Quotes

Trivia

Miscellaneous Notes

Released in United States on Video April 7, 1988

Released in United States September 18, 1987 (Shown at Toronto Festival of Festival September 18, 1987.)

Released in United States October 1987 (Shown at New York Film Festival October 3 & 4, 1987.)

Released in United States Fall October 8, 1987

Released in United States October 9, 1987 (Los Angeles)

Released in United States Fall October 8, 1987

Released in United States February 1988

Released in United States November 1987

Released in United States October 1987

Released in United States October 9, 1987

Released in United States on Video April 7, 1988

Released in United States September 18, 1987

Shown at Berlin Film Festival February 1988.

Shown at London Film Festival November 1987.

Shown at New York Film Festival October 3 & 4, 1987.

Shown at Toronto Festival of Festival September 18, 1987.

Principal photography began September 29, 1986.

Began shooting October 9, 1986.

Completed shooting October 16, 1986.

Released in United States February 1988 (Shown at Berlin Film Festival February 1988.)

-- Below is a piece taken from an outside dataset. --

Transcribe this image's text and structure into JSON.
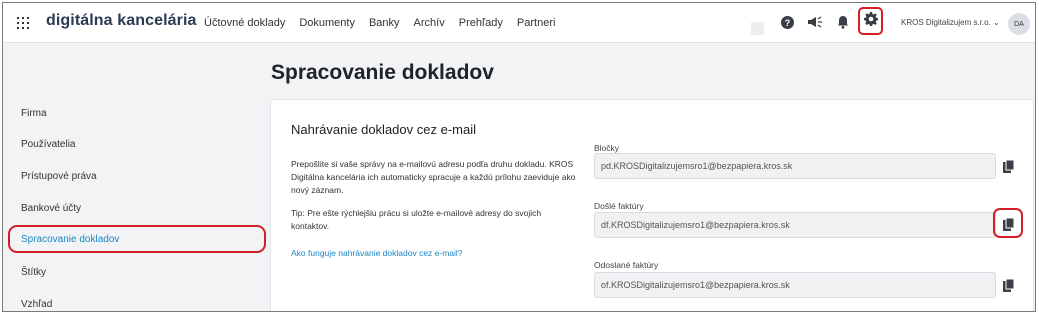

Released in United States November 1987 (Shown at London Film Festival November 1987.)